Pumping out 495bhp and 460Nm of torque, the 4.0-litre flat six is 25bhp and 20Nm up on the regular GT3, but the extra capacity means a slightly lower rev limit of 8,800rpm here. That’s no bad thing though, as for such a big unit it’s still an incredible feat of engineering. When rival manufacturers like Ferrari and McLaren are opting for turbos to cut CO2 emissions and boost power, Porsche’s engineers have resolutely stuck to their guns for the most hardcore model in the range.

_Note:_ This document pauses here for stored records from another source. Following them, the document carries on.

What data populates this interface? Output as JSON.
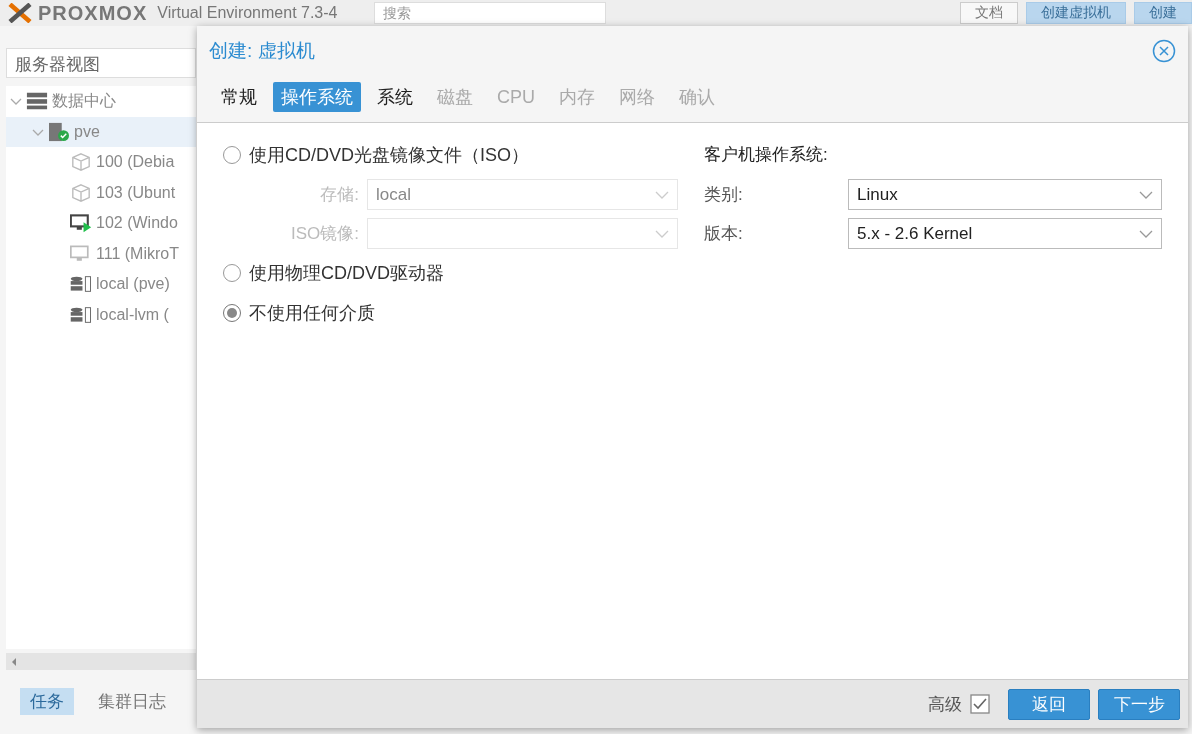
{
  "header": {
    "logo": "PROXMOX",
    "subtitle": "Virtual Environment 7.3-4",
    "search": {
      "placeholder": "搜索"
    },
    "buttons": [
      {
        "label": "文档",
        "kind": "plain"
      },
      {
        "label": "创建虚拟机",
        "kind": "primary"
      },
      {
        "label": "创建",
        "kind": "primary"
      }
    ]
  },
  "sidebar": {
    "view": "服务器视图",
    "tree": [
      {
        "label": "数据中心",
        "kind": "datacenter",
        "expanded": true,
        "selected": false,
        "children": [
          {
            "label": "pve",
            "kind": "node",
            "expanded": true,
            "selected": true,
            "children": [
              {
                "label": "100 (Debia",
                "kind": "container",
                "selected": false
              },
              {
                "label": "103 (Ubunt",
                "kind": "container",
                "selected": false
              },
              {
                "label": "102 (Windo",
                "kind": "vm-running",
                "selected": false
              },
              {
                "label": "111 (MikroT",
                "kind": "vm-stopped",
                "selected": false
              },
              {
                "label": "local (pve)",
                "kind": "storage",
                "selected": false
              },
              {
                "label": "local-lvm (",
                "kind": "storage",
                "selected": false
              }
            ]
          }
        ]
      }
    ]
  },
  "bottom_tabs": [
    {
      "label": "任务",
      "selected": true
    },
    {
      "label": "集群日志",
      "selected": false
    }
  ],
  "dialog": {
    "title": "创建: 虚拟机",
    "tabs": [
      {
        "label": "常规",
        "selected": false,
        "disabled": false
      },
      {
        "label": "操作系统",
        "selected": true,
        "disabled": false
      },
      {
        "label": "系统",
        "selected": false,
        "disabled": false
      },
      {
        "label": "磁盘",
        "selected": false,
        "disabled": true
      },
      {
        "label": "CPU",
        "selected": false,
        "disabled": true
      },
      {
        "label": "内存",
        "selected": false,
        "disabled": true
      },
      {
        "label": "网络",
        "selected": false,
        "disabled": true
      },
      {
        "label": "确认",
        "selected": false,
        "disabled": true
      }
    ],
    "media": [
      {
        "label": "使用CD/DVD光盘镜像文件（ISO）",
        "selected": false,
        "fields": [
          {
            "label": "存储:",
            "value": "local",
            "disabled": true
          },
          {
            "label": "ISO镜像:",
            "disabled": true
          }
        ]
      },
      {
        "label": "使用物理CD/DVD驱动器",
        "selected": false
      },
      {
        "label": "不使用任何介质",
        "selected": true
      }
    ],
    "guest_os": {
      "heading": "客户机操作系统:",
      "fields": [
        {
          "label": "类别:",
          "value": "Linux"
        },
        {
          "label": "版本:",
          "value": "5.x - 2.6 Kernel"
        }
      ]
    },
    "footer": {
      "advanced": {
        "label": "高级",
        "checked": true
      },
      "buttons": [
        "返回",
        "下一步"
      ]
    }
  }
}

It’s all the better for it, too. If you wring the motor out to the redline the spine-tingling howl is intoxicating and addictive. With lots of torque on offer it’s also incredibly flexible. Short shift using the super snappy and smooth seven-speed PDK dual-clutch gearshift (like the regular GT3, there’s no manual option) and you can still make rapid progress thanks to the almost imperceptible changes. Keep your foot to the floor and with launch control the RS will officially sprint from 0-62mph in 3.3 seconds, romping on to a top speed of 193mph.
Acceleration is savage, and our test car was fitted with huge £6,248 optional PCCB carbon ceramic brakes that served up massive stopping power and lovely feel time after time, so the way it slows matches the way it goes.
The 911’s rear-engined layout means there’s massive traction off the line and huge grip in the corners. But despite the razor sharp race car looks, the RS doesn’t handle on a knife-edge. Instead, there’s an incredible level of balance and predictability. You have to be quick and precise with your inputs to extract the most from the GT3, but with a communicative chassis and wonderfully detailed steering feedback the car always relays clear messages back to the driver.
It’s up to you to do the rest, but get it right and the rewards are huge. Wider tracks front and rear mean the 911’s low nose darts into corners, and you can feel the G-forces building with your confidence as you settle into the experience and learn how the car behaves. It’s thanks in part to the steering, as this is the best electrically assisted setup in any 991 model Porsche yet.
Twinned with a delightful adjustability you can enjoy even at normal speeds on the road, it’s visceral, but incredible fun. This is all expected of a car to emerge from Porsche’s RS department, but what isn’t is just how usable the GT3 RS is on a daily basis.
The last RS was stiff and uncompromising, with a firm ride – and while this new model is just as hardcore on the move, the suspension is plush and compliant, and in the softer of the adaptive dampers’ two settings, it’s no harsher over bumps than our 2015 Performance Car of the Year, the 911 GTS.
Of course, stiffen it up in Sport mode and it feels every inch a refugee racer. Big tyres do cause a touch of tyre roar at motorway speeds, and less sound deadening to save weight means you’ll hear every stone pinging off the underside of the body. But it’s still a very civilised car for long journeys, with the fixed carbon fibre bucket seats from the 918 offering plenty of comfort.
Sat-nav is a worthwhile £2,141 extra, while this car’s £1,805 Lava Orange paint and £393 black wheels really do the eye-popping styling justice. The only compromise you’ll have to make is at the petrol station. A 64-litre fuel tank and quoted efficiency of 22.2mpg combined and 296g/km CO2 mean the 911’s cruising range isn’t particularly far.